The uncommon reader
The uncommon reader
Book for April 2009
Group 1
Who would guess that reading books could prompt a constitutional crisis? In Britain this strange and unusual scenario does indeed play out, at least in this delightful political-social comedy by a celebrated British writer.

One day the queen takes inadvertent advantage of a bookmobile that happens to arrive at a Buckingham Palace back door; she rather accidentally borrows a book.

She'd never taken much interest in reading. She read, of course, as one did, but liking books was something she left to other people. As surprising to herself as to those who know her, the queen develops into a dedicated, avid reader of serious literature, and the court and her government are sent reeling by this new royal practice ? as well as by her new-found knowledge about all kinds of things.

When she turns from the joy of reading to a desire to write, the consequences are jolting.
About the Author
Alan Bennet
(born 9 May 1934) is a British playwright, screenwriter, actor and author. Born in Leeds, he attended Oxford University where he studied history and performed with The Oxford Revue. He stayed to teach and research mediaeval history at the university for several years. His collaboration as writer and performer with Dudley Moore, Jonathan Miller and Peter Cook in the satirical revue Beyond the Fringe at the 1960 Edinburgh Festival brought him instant fame. He gave up academia, and turned to writing full time, his first stage play Forty Years On being produced in 1968.
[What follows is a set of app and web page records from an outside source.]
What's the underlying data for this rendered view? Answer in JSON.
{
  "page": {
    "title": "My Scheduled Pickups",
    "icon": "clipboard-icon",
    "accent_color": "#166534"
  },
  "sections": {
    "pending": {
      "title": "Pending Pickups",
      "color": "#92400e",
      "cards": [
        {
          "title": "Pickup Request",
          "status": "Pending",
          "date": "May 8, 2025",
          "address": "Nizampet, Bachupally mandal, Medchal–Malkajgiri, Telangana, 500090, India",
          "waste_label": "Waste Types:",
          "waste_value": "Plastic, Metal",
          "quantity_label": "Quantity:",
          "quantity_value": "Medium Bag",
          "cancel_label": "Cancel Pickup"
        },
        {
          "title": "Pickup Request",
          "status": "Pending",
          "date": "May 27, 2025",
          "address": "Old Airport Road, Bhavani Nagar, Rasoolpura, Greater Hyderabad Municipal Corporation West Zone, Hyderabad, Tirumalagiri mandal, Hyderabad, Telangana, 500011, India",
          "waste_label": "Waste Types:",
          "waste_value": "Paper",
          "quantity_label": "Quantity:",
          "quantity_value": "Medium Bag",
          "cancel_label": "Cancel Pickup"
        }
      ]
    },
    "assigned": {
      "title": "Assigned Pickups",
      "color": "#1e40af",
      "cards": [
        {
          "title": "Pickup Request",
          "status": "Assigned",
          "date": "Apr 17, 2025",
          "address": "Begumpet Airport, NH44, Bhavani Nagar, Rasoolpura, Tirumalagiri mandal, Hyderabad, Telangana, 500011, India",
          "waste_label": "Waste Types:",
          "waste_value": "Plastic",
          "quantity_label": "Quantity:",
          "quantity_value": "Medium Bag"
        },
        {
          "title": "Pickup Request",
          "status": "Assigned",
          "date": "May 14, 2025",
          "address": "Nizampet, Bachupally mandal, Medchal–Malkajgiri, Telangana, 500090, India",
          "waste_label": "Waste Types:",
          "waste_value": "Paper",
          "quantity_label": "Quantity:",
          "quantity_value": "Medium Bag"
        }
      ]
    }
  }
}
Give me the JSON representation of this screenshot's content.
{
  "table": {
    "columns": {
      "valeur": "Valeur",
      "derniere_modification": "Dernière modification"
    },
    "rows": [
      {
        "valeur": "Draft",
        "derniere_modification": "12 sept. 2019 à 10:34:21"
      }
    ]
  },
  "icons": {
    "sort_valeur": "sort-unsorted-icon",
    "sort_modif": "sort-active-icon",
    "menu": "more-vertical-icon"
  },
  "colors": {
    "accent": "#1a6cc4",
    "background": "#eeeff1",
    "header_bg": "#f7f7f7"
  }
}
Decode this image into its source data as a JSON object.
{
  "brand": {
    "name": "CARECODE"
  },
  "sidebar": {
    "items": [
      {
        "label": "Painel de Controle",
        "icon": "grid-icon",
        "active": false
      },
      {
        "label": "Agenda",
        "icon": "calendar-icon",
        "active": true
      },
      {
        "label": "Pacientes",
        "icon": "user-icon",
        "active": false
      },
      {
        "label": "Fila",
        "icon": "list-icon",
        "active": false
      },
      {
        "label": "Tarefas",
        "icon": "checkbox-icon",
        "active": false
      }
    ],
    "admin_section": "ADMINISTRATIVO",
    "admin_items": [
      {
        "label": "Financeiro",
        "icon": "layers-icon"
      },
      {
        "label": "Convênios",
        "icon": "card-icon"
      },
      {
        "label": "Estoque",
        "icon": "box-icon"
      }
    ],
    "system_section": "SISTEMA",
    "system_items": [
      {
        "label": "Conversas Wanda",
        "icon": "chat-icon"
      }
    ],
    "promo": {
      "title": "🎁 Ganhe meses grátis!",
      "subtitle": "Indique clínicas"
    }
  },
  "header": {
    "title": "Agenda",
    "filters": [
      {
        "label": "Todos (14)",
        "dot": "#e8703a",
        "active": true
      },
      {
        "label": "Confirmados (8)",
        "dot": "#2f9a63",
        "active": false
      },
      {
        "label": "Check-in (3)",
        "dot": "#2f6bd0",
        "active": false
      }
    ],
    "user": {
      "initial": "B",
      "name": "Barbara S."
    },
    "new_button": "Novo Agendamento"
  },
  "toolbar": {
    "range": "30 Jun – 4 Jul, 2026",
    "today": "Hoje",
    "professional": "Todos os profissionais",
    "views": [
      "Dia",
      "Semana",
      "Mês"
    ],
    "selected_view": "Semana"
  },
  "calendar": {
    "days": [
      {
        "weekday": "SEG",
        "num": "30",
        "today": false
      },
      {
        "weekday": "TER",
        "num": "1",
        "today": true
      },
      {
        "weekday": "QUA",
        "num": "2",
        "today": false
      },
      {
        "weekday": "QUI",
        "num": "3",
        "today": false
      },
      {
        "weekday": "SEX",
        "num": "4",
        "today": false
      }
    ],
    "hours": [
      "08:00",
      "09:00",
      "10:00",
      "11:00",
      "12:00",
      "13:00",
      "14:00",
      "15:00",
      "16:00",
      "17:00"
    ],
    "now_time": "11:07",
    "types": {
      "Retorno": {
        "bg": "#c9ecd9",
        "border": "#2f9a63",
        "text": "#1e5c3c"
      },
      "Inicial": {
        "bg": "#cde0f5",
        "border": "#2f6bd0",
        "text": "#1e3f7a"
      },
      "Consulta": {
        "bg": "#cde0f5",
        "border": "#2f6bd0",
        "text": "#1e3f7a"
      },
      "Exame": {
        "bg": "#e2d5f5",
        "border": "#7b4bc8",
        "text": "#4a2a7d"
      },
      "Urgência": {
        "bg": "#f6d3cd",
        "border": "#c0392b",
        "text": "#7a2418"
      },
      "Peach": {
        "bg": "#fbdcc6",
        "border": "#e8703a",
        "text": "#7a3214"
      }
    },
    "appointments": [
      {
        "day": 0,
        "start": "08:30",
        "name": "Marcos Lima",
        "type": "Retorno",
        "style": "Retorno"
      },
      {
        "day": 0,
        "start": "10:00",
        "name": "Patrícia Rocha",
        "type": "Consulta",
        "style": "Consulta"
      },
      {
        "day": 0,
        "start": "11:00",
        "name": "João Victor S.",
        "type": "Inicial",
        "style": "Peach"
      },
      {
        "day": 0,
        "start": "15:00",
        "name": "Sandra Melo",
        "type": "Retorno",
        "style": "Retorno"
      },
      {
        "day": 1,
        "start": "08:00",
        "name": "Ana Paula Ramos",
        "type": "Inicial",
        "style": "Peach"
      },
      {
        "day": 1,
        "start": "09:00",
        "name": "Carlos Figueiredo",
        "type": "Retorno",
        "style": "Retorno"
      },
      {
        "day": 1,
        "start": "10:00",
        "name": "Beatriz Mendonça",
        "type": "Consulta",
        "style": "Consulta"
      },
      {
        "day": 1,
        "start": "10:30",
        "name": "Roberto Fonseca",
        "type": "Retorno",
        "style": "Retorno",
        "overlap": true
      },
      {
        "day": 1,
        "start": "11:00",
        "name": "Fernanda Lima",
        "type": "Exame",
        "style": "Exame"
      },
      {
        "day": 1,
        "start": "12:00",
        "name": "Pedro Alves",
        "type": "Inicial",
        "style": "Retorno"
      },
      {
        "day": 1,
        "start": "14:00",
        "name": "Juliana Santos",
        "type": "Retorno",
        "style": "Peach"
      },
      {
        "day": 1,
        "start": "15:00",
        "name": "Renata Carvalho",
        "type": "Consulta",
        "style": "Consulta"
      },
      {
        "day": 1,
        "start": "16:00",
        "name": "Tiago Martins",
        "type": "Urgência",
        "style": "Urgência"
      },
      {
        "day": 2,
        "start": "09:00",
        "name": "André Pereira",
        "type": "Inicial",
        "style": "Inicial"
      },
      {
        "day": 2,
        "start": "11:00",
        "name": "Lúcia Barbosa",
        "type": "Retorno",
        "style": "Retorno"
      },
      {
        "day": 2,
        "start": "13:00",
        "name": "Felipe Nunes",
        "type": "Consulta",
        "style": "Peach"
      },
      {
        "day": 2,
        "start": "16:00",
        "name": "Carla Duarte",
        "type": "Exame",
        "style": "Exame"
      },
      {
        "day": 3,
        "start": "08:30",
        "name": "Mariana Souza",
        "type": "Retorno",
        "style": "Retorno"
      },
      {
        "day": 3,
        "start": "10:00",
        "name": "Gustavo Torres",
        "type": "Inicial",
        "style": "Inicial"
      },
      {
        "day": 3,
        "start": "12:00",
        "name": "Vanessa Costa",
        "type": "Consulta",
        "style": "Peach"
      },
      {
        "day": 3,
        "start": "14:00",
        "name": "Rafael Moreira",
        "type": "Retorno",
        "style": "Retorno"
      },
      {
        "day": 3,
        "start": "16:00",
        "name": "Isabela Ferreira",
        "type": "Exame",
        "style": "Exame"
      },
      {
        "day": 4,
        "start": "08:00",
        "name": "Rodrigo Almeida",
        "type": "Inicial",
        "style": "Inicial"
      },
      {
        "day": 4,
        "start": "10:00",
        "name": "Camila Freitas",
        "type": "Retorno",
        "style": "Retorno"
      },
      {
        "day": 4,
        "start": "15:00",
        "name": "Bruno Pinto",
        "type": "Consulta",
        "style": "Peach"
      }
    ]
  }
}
His output includes The Madness of George III and its film incarnation The Madness of King George, the series of monologues Talking Heads, the play The History Boys, and popular audio books, including his readings of Alice's Adventures in Wonderland and Winnie-the-Pooh.